All exits look the same
I am sitting in the window of our new apartment, sipping my morning coffee, staring at the New York skyline, and watching birds fly in and out of the trees on the opposite side of the street. It’s a lovely city view, but I am also missing terribly waking up to a view of the barn and the horses and the sound of the stream at the bottom of the garden. There is some continuity though — the cicadas here are chirping just as loud as they do at home.

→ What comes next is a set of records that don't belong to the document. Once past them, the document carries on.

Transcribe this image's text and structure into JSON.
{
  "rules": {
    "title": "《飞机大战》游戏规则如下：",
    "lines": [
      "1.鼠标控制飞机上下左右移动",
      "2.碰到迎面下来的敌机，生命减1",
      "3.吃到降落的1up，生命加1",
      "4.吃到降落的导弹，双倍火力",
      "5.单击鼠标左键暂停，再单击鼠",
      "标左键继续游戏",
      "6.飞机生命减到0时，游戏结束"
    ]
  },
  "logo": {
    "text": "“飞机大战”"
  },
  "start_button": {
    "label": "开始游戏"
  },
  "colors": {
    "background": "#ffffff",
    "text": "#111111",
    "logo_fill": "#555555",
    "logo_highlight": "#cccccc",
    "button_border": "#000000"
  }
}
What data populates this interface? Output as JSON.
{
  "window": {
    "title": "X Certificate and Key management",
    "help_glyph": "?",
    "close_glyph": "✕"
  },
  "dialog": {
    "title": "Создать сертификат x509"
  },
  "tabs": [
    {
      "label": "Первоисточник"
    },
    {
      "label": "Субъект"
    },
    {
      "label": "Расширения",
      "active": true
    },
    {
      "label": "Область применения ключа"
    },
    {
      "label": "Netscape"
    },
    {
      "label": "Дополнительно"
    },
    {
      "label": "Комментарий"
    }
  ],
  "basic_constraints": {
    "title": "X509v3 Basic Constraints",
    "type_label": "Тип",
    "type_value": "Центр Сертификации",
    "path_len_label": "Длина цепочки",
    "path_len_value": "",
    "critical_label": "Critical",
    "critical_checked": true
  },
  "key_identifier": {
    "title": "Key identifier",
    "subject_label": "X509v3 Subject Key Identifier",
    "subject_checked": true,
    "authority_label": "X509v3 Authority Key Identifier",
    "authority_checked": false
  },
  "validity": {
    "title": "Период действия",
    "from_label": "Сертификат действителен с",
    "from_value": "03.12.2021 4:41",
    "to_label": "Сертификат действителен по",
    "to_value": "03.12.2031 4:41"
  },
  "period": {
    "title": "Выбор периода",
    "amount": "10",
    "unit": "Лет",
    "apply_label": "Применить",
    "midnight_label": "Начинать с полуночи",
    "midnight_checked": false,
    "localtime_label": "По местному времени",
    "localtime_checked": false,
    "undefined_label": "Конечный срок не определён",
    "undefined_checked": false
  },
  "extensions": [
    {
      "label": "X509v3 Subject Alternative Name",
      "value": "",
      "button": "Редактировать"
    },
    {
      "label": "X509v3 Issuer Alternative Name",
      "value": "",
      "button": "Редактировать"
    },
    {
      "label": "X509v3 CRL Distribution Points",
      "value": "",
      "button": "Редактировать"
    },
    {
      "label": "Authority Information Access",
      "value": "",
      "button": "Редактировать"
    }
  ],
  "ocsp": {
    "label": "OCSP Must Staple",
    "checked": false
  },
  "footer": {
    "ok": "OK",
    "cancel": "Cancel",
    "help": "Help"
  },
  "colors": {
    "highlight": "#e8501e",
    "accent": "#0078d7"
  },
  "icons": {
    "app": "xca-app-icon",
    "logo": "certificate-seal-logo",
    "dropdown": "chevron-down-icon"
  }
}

I can see the new tower going up near Ground Zero and am thinking about how 11 years ago, this view would have been horrifying. 11 years ago was when we decided to leave the city of Chicago for a more bucolic environment. That was a shock too. It was beautiful where we were, but there was nothing there — no culture, no food, nothing that we were used to. Or at least, we didn’t know where to find it. After 11 years, we learned to like different things, we found places that made us happy, but we still didn’t feel totally at home. And here we are, back in the city and finding the change isn’t any easier than it was the last time.

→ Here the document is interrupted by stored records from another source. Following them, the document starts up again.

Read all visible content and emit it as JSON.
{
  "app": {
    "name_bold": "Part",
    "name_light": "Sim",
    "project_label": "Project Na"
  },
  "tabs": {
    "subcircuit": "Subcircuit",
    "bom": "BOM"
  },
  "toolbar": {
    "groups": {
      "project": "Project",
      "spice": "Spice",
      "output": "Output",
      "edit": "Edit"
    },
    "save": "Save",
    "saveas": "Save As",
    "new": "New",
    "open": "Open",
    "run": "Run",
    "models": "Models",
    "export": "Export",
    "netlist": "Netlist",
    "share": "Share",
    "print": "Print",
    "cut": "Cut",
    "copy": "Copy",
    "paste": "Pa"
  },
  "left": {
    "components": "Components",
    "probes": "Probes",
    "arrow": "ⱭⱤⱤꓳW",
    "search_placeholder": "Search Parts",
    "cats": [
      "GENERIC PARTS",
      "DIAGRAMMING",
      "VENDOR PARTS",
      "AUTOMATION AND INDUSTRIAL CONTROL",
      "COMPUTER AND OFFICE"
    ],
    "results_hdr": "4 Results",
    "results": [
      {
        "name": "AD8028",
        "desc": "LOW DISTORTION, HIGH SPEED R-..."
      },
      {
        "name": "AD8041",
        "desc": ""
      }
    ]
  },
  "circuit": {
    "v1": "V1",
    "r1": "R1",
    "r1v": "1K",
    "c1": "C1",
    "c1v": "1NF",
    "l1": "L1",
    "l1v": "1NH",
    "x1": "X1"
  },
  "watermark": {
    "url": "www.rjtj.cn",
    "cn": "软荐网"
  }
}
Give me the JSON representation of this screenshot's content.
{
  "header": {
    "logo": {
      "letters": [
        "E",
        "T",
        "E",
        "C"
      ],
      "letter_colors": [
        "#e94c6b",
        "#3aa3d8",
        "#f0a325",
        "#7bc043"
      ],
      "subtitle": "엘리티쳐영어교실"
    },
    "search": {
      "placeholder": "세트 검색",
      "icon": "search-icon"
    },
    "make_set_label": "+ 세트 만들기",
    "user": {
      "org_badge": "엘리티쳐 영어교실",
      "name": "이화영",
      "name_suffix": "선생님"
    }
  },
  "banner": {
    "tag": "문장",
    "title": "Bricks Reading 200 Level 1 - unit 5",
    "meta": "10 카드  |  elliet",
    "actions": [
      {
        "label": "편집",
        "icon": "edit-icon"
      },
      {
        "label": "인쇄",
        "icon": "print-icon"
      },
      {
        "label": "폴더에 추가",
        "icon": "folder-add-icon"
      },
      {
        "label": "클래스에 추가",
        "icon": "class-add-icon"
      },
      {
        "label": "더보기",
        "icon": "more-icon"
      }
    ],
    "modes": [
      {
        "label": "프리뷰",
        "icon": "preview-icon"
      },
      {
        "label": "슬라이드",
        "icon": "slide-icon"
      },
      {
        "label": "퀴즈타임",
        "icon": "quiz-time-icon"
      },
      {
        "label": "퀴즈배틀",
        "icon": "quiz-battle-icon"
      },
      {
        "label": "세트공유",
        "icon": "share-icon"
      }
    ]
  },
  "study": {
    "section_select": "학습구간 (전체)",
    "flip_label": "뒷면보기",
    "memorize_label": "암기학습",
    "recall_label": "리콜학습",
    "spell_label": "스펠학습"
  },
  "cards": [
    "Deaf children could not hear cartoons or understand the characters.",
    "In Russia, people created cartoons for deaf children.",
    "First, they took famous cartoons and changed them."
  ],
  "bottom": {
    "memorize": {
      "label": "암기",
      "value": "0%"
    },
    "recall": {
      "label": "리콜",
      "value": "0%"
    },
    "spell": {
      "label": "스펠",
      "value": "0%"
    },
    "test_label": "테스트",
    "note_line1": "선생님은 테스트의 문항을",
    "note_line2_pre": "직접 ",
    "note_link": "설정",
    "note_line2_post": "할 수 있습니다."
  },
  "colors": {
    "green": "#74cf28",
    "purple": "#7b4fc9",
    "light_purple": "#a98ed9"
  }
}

If anything, it’s harder. It’s harder to downsize. Our apartment, despite all its windows and light, feels small and shabby and dirty. It feels like a step down from our previous life. New York is not an easy city to live in and it may be that after a year, we decide we are done with city life. But the nice thing about a lease is that it guarantees a year to get used to it, to see what you really think. Maybe this will be a temporary adventure. Maybe not.
Still, there are definitely some advantages.

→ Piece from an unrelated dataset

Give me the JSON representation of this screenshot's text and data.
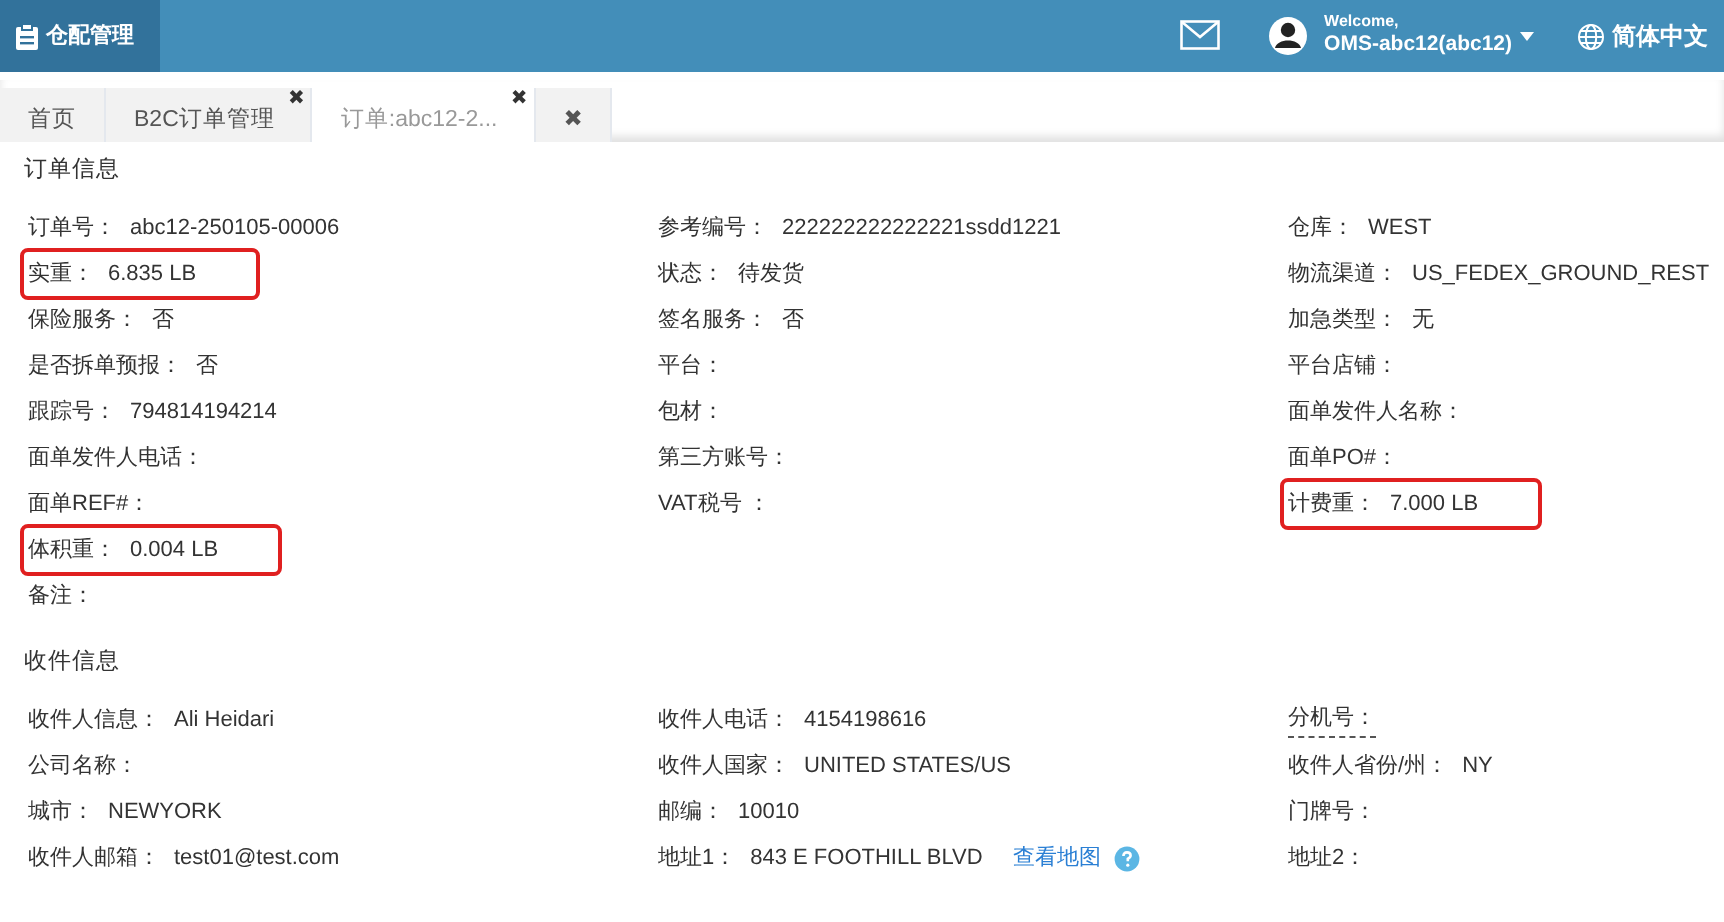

“I like watching all the people go by,” says AJ, sitting in the wide windowsill, staring down at the street several stories below.
“I like that too.”
And then there is this: